At 100 Minories the sheer depth and relatively recent date of the archaeological deposits has meant that some organic remains have survived on the site despite the upper levels not being waterlogged or fully anaerobic. Typically these are leather offcuts and parts of shoes, but we also recover fragments of cloth and wood.
We recently excavated a large rectangular pit dating from the early-mid 17th century containing over forty oak and pine timbers. The pit originally measured 4.5m by 6m east-west, and was 1.2m deep. The sides of the pit had been lined with oak planks, which would have been held in place by upright timber studs set into oak baseplates, themselves supported on oak timber chocks and staked in place. At some point the pit and its timber lining was extended to the south by 1.4m and a series of joists were lain on the pit floor. These probably carried a floor of pine planks, although none were found in situ.
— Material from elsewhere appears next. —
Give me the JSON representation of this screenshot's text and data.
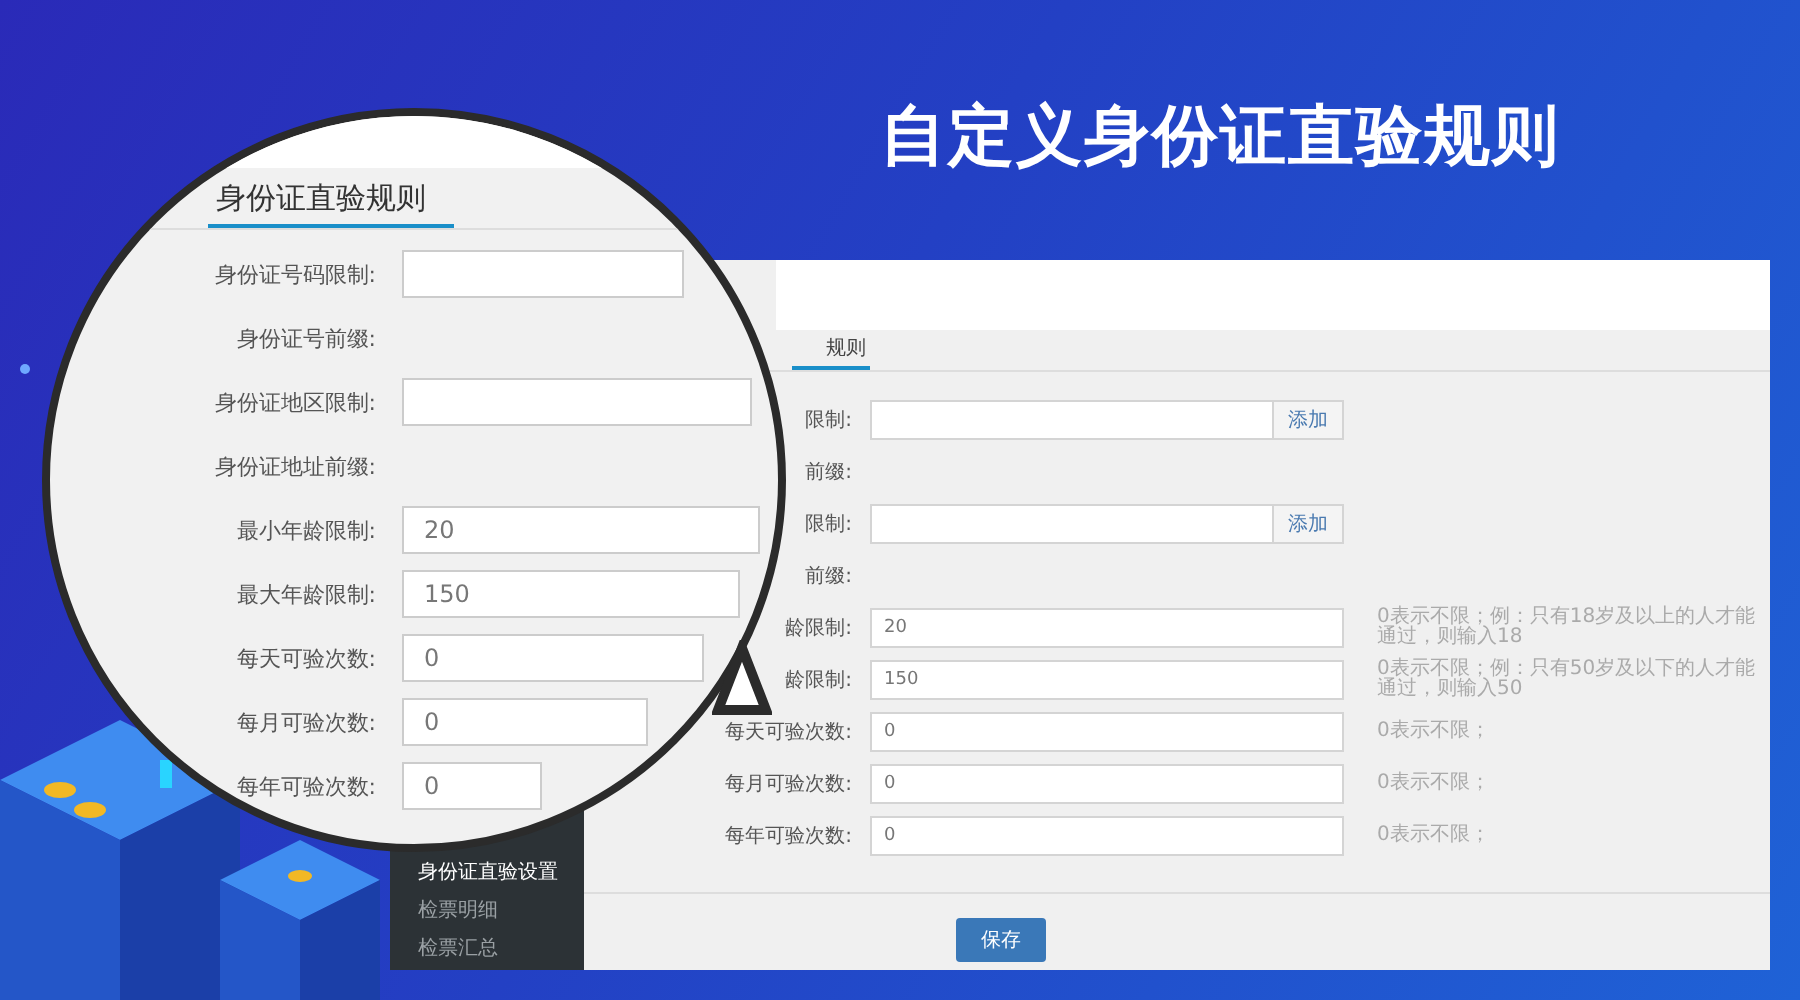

At least two of the oak timbers had been reused: one baseplate had empty mortices from its original use on its underside, with new mortices cut into the upper side to take vertical studs that would retain the plank lining; whilst another timber had a long mortice with several peg holes from timber-framing. These pieces were definitely re-used and may have been of some age by the time they were converted for their secondary use. Most of the timbers however were sawn offcuts from the conversion of tree trunks to planks or squared beams: typically one side would be sawn flat, the other side retained the rounded shape of the natural edge of the tree trunk. Several timbers contained large knots and were of poor quality whilst a sawn wooden post-pad set in the centre of the pit is probably from the fork between two boughs on a tree. The timber appears to be mostly poor quality offcuts and wood that would have been available at little cost and may suggest the site was close to a timber yard or store.
Much of the timber lining had been robbed out when the pit went out of use, but several pine planks and a single oak upright had been left in the base of the pit, embedded within a deposit of compressed sawdust and wood chippings. This infilling also suggests an association with, or proximity to wood working, although the material may have just been dumped within a convenient empty pit.
There is no single obvious function for the structure: there is no evidence for any above-ground structure or building, or even paths or surfaces around the structure, so it is unlikely to be a cellar or basement; the timber lining is unlikely to have been water-tight and there was certainly no effort to line it with clay so it is unlikely to have held water or another liquid. Many timber tanks and structures have been found in London and are often interpreted as tanks or tanning pits, however this is unlikely for this example. The presence of sawdust and wood chippings, as well as the poor quality of the timbers might suggest it was within a timber yard, but the function is unclear: for example it is too shallow and wide for a sawpit.
Future work will concentrate on the recording and interpretation of the timbers, establishing their original use and function, and searching for parallels and possible functions for the structure.